4. 4x^2 + 2x + 1/x
This expression is not a polynomial because it violates one of the criteria. The term 1/x includes a variable in the denominator, which is not allowed in a polynomial. A polynomial must have nonnegative integer exponents.
5. √x + 2
Similarly, this expression is not a polynomial because it violates the criteria. The square root (√) operation introduces a fractional exponent, which is not allowed in a polynomial. A polynomial must have nonnegative integer exponents.
Q&A
1. Can a polynomial have more than one variable?
Yes, a polynomial can have more than one variable. For example, the expression 3x^2y + 5xy^2 – 2yz is a polynomial that contains the variables x, y, and z.

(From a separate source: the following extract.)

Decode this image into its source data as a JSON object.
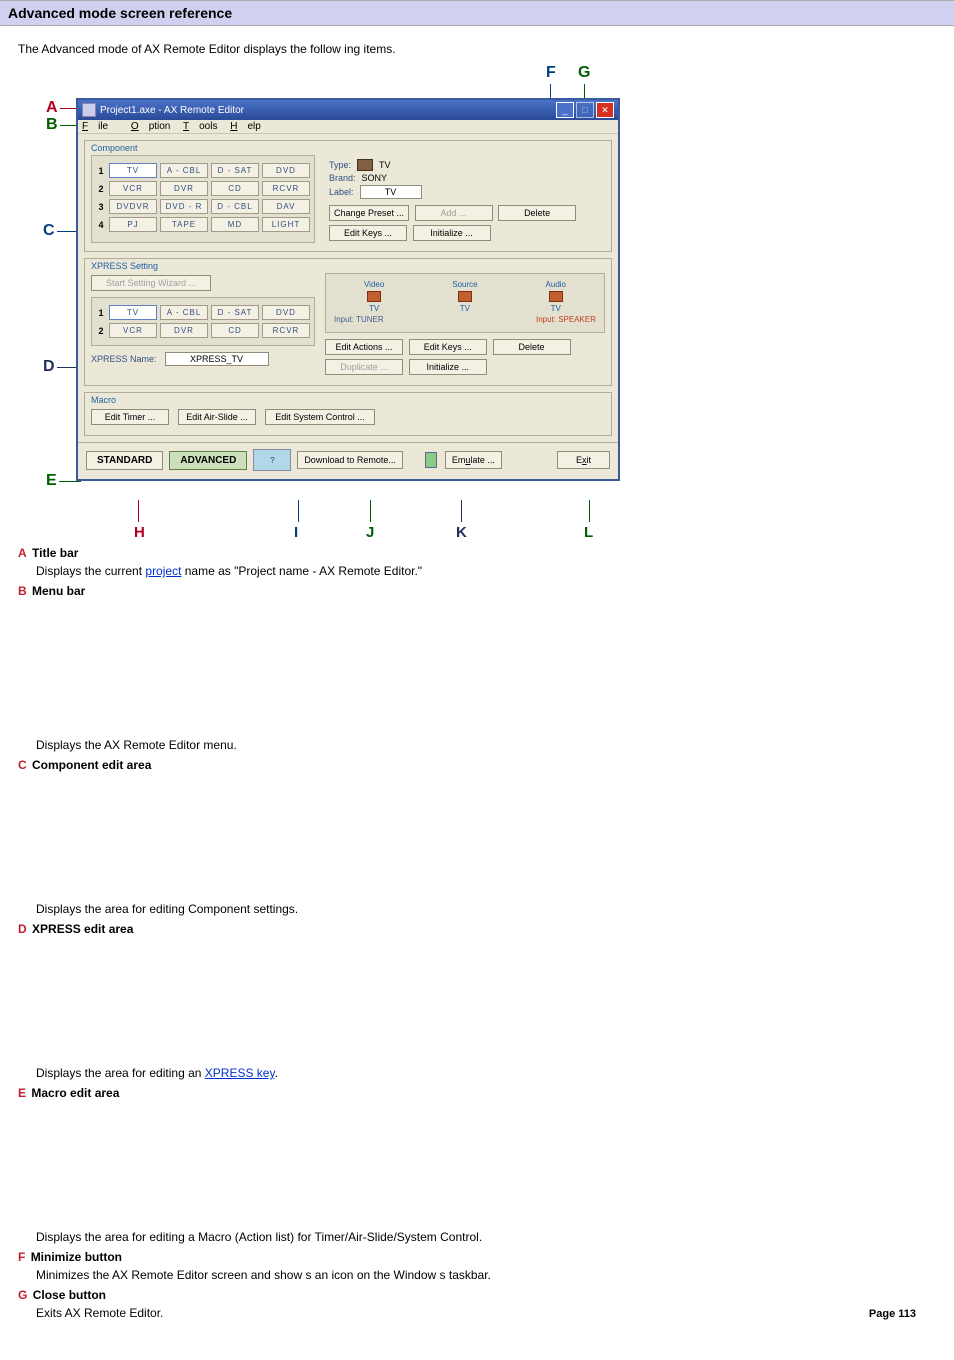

2. Can a polynomial have negative exponents?
No, a polynomial cannot have negative exponents. The exponents in a polynomial must be nonnegative integers.
3. Can a polynomial have a fractional coefficient?
Yes, a polynomial can have fractional coefficients. The coefficients can be any real number, including fractions.
4. Can a polynomial have division operations?
No, a polynomial cannot have division operations. Division introduces fractional exponents, which are not allowed in a polynomial.
5. Can a polynomial have terms with different variables?
Yes, a polynomial can have terms with different variables. For example, the expression 2x^2 + 3y^2 is a polynomial that contains terms with variables x and y.
Summary
In summary, a polynomial is a mathematical expression that satisfies specific criteria. It must contain one or more variables, coefficients, and exponents. The variables represent unknown quantities, the coefficients are numerical values, and the exponents determine the degree of the polynomial. Polynomials can involve addition, subtraction, and multiplication operations between the terms. It is important to note that polynomials cannot have variables in the denominator, negative exponents, or fractional exponents. By understanding these characteristics, we can determine which expressions qualify as polynomials and apply this knowledge to various mathematical and realworld problems.